• SOURCE DATA:
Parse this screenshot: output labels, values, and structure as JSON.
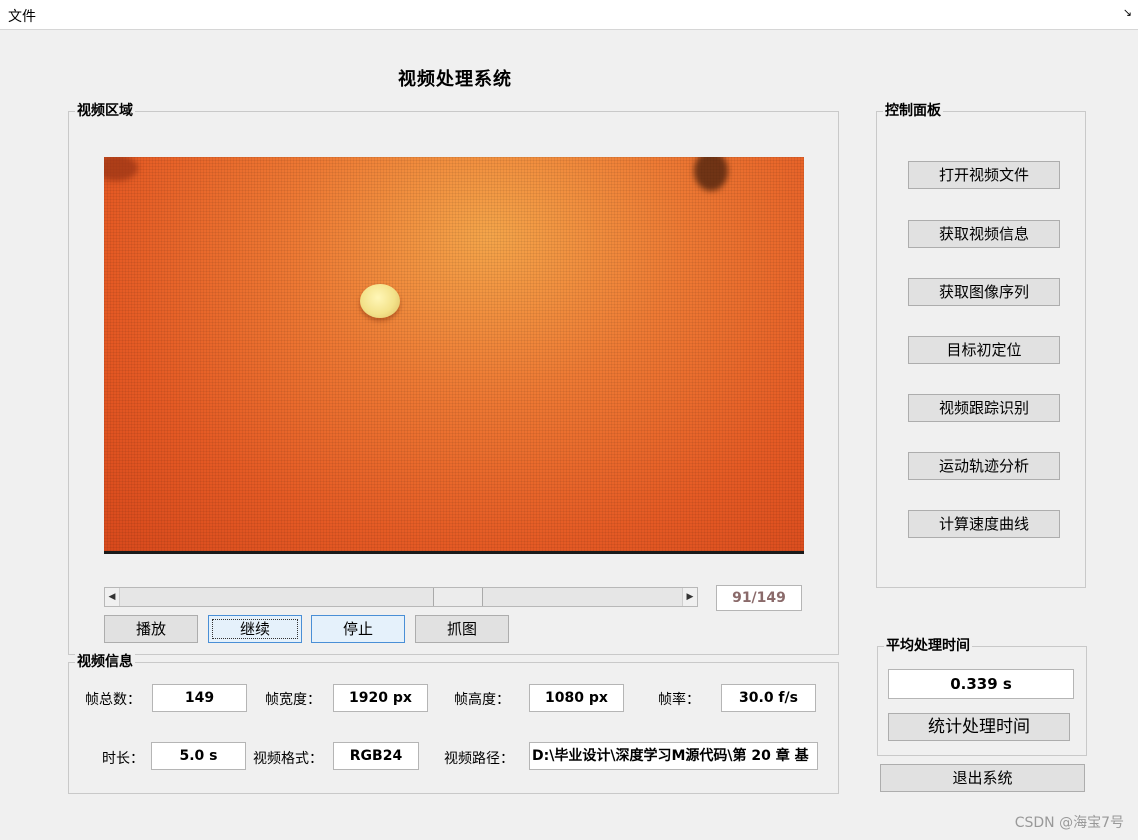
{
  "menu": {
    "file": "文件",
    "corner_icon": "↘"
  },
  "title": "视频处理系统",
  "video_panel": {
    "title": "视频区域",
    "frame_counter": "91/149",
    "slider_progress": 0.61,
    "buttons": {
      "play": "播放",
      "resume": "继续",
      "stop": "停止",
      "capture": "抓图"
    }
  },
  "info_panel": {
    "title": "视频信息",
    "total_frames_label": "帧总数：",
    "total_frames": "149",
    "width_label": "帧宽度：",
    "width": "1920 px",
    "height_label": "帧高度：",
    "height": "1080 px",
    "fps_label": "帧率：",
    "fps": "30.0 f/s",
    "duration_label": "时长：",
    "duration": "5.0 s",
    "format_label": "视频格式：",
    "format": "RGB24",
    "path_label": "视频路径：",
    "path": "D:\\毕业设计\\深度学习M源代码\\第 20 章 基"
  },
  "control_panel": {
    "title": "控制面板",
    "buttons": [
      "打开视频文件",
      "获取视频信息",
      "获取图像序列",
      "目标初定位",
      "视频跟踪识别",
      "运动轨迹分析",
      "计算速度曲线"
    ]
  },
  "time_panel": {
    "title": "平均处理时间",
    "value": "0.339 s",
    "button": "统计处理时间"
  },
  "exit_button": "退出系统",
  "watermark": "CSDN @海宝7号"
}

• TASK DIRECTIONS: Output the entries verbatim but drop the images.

• THE ANSWER:
Parse this screenshot: output labels, values, and structure as JSON.
{
  "menu": {
    "file": "文件",
    "corner_icon": "↘"
  },
  "title": "视频处理系统",
  "video_panel": {
    "title": "视频区域",
    "frame_counter": "91/149",
    "slider_progress": 0.61,
    "buttons": {
      "play": "播放",
      "resume": "继续",
      "stop": "停止",
      "capture": "抓图"
    }
  },
  "info_panel": {
    "title": "视频信息",
    "total_frames_label": "帧总数：",
    "total_frames": "149",
    "width_label": "帧宽度：",
    "width": "1920 px",
    "height_label": "帧高度：",
    "height": "1080 px",
    "fps_label": "帧率：",
    "fps": "30.0 f/s",
    "duration_label": "时长：",
    "duration": "5.0 s",
    "format_label": "视频格式：",
    "format": "RGB24",
    "path_label": "视频路径：",
    "path": "D:\\毕业设计\\深度学习M源代码\\第 20 章 基"
  },
  "control_panel": {
    "title": "控制面板",
    "buttons": [
      "打开视频文件",
      "获取视频信息",
      "获取图像序列",
      "目标初定位",
      "视频跟踪识别",
      "运动轨迹分析",
      "计算速度曲线"
    ]
  },
  "time_panel": {
    "title": "平均处理时间",
    "value": "0.339 s",
    "button": "统计处理时间"
  },
  "exit_button": "退出系统",
  "watermark": "CSDN @海宝7号"
}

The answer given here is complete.